Harry Truman had his famous sign on his desk that said “The buck stops here” if you are a conference planner or organizer you are responsible for all the bucks and ensuring they all get to where they’re going. My wife is an accountant by trade and it’s great having two other guys that I can trust as we openly negotiated moving money between all the places it needed to go. We used Eventbrite as our registration management site and overall were very happy with our decision to use their services. Their work works like every provider that we did not enjoy but with hindsight we could accommodate some of those quirks more easily.
A few surprises
As mentioned earlier we closed registration as we maxed out our facilities on both days. We were very pleased with how well the facilities reserved for a conference of 100 people adapted to over 200 but felt we needed to better accomodate interaction and collaboration space. We were surprised that there was a 5-10% “no show” percentange from registration to attendance. After talking with David Prindle, of many many teaching conferences, this is apparently normal.
The other major surprise is how many people reported that in our attempts to make a conference “outstanding… and affordable” we underpriced our registration at $45 for two days. Both in-person feedback and online survey feedback indicated that while those present felt they recieved great bang for their buck, the low price came with a stigma of poor quality. More than one admin mentioned that they were scared to send more people to the conference because the price did not sound like the price for a quality event. This one blew my mind as I am a dedicated clearance rack shopper and my district is very tight with professional development funds. Our potential solution to this is to use the department store method of making the retail price higher with deep discounts and online sales to keep it affordable. I guess the marketing people have trained even educators to look for high prices and deep discounts.
The best part

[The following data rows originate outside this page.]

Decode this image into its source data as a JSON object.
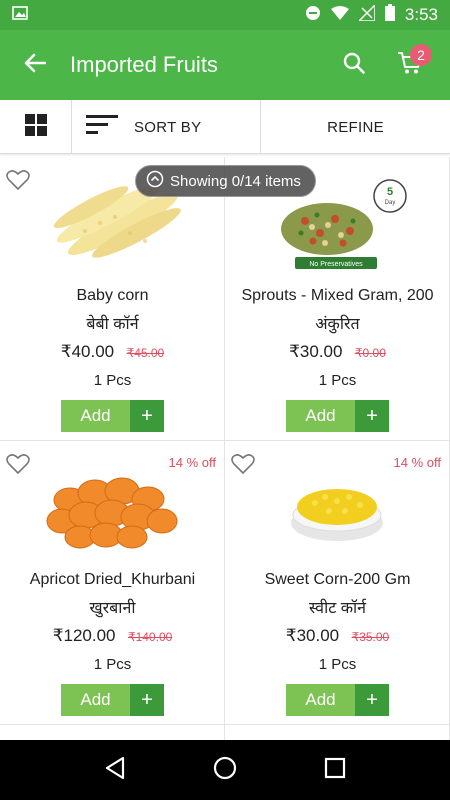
{
  "status": {
    "time": "3:53"
  },
  "appbar": {
    "title": "Imported Fruits",
    "cart_count": "2"
  },
  "toolbar": {
    "sort_label": "SORT BY",
    "refine_label": "REFINE"
  },
  "showing_pill": "Showing 0/14 items",
  "products": [
    {
      "name": "Baby corn",
      "hindi": "बेबी कॉर्न",
      "price": "₹40.00",
      "mrp": "₹45.00",
      "qty": "1 Pcs",
      "discount": "",
      "add": "Add"
    },
    {
      "name": "Sprouts - Mixed Gram, 200",
      "hindi": "अंकुरित",
      "price": "₹30.00",
      "mrp": "₹0.00",
      "qty": "1 Pcs",
      "discount": "",
      "add": "Add"
    },
    {
      "name": "Apricot Dried_Khurbani",
      "hindi": "खुरबानी",
      "price": "₹120.00",
      "mrp": "₹140.00",
      "qty": "1 Pcs",
      "discount": "14 % off",
      "add": "Add"
    },
    {
      "name": "Sweet Corn-200 Gm",
      "hindi": "स्वीट कॉर्न",
      "price": "₹30.00",
      "mrp": "₹35.00",
      "qty": "1 Pcs",
      "discount": "14 % off",
      "add": "Add"
    }
  ],
  "colors": {
    "appbar": "#4cb748",
    "statusbar": "#43a940",
    "add_button": "#7cc354",
    "plus_button": "#3d9a3b",
    "discount": "#e04d5f"
  },
  "icons": [
    "image-icon",
    "dnd-icon",
    "wifi-icon",
    "signal-icon",
    "battery-icon",
    "back-arrow-icon",
    "search-icon",
    "cart-icon",
    "grid-view-icon",
    "sort-icon",
    "heart-icon",
    "chevron-up-icon",
    "nav-back-icon",
    "nav-home-icon",
    "nav-recents-icon"
  ]
}
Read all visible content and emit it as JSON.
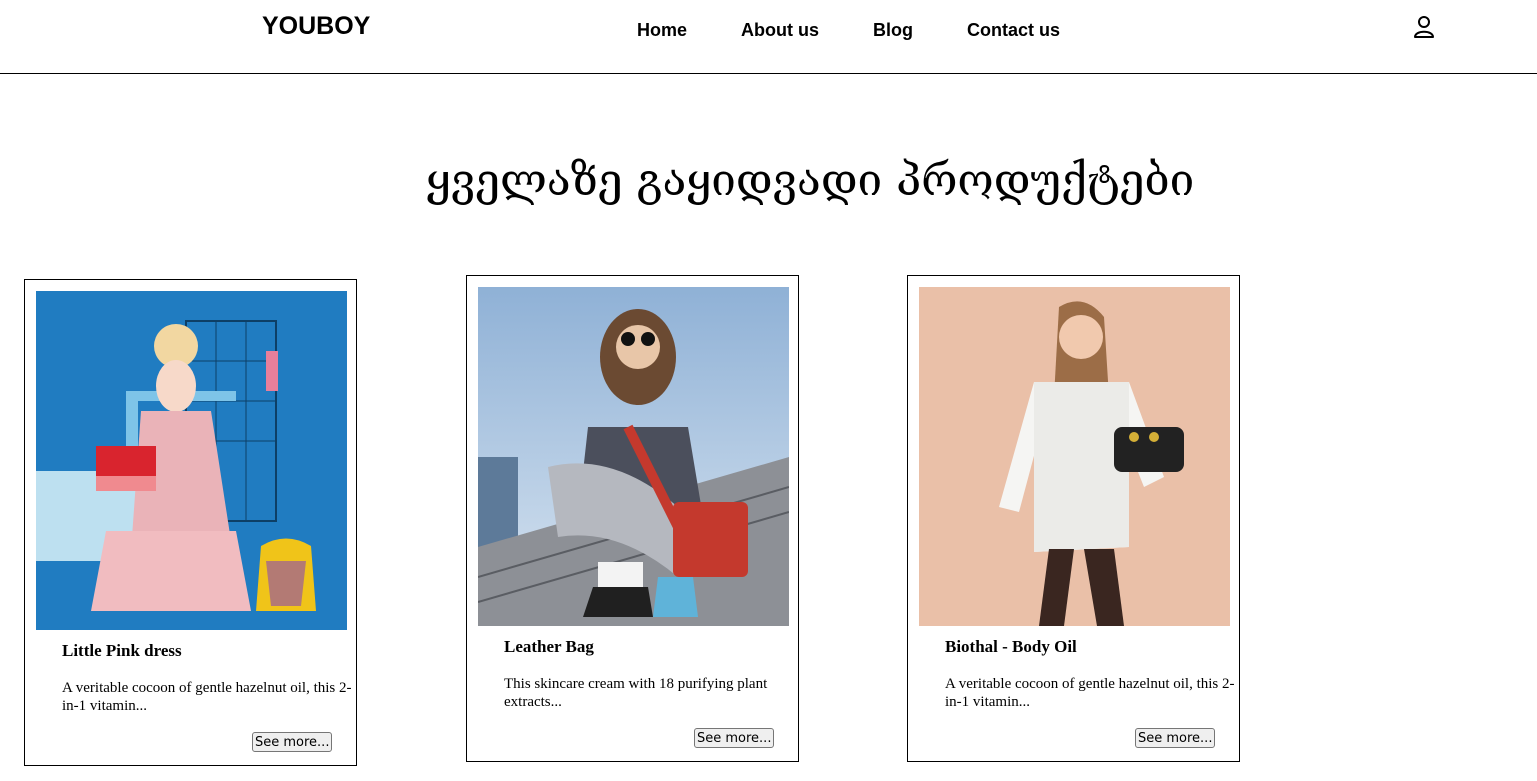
{
  "header": {
    "logo": "YOUBOY",
    "nav": [
      "Home",
      "About us",
      "Blog",
      "Contact us"
    ],
    "user_icon": "user-icon"
  },
  "main": {
    "title": "ყველაზე გაყიდვადი პროდუქტები",
    "products": [
      {
        "name": "Little Pink dress",
        "description": "A veritable cocoon of gentle hazelnut oil, this 2-in-1 vitamin...",
        "button": "See more...",
        "image_bg": "#1b74b8"
      },
      {
        "name": "Leather Bag",
        "description": "This skincare cream with 18 purifying plant extracts...",
        "button": "See more...",
        "image_bg": "#aac3e0"
      },
      {
        "name": "Biothal - Body Oil",
        "description": "A veritable cocoon of gentle hazelnut oil, this 2-in-1 vitamin...",
        "button": "See more...",
        "image_bg": "#e6b9a0"
      }
    ]
  }
}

In my opinion, the very best part of a good conference is what happens outside the sessions. While lunch is an opportunity to interact and collaborate, we purposely planned informal evening gatherings surrounding our event. As our budget was $0 for social activities, we simply chose a well stocked bar or restaurant as a gathering place for after hour collaboration. Whether you are attending a conference with co-workers or strangers step out on a limb and get out around a meal or some drinks because that is where the best collaboration happens. I don’t drink and am not a social person by nature but this is the biggest aspect we want to develop and nurture because just as flipped learning is about relationships, professional development means being relational with other educators.
I apologize I have not processed more of the video yet. I apologize that lab stools are hard on tushies. I also apologize we didn’t get the air conditioning turned on the night before. However, I have no regrets about the inaugural Illinois Flipped and Blended Learning Conference. We have already lined up a keynote and have had requests from sponsors who want to be a part of next year’s conference. I have no regrets and have enjoyed the adventure.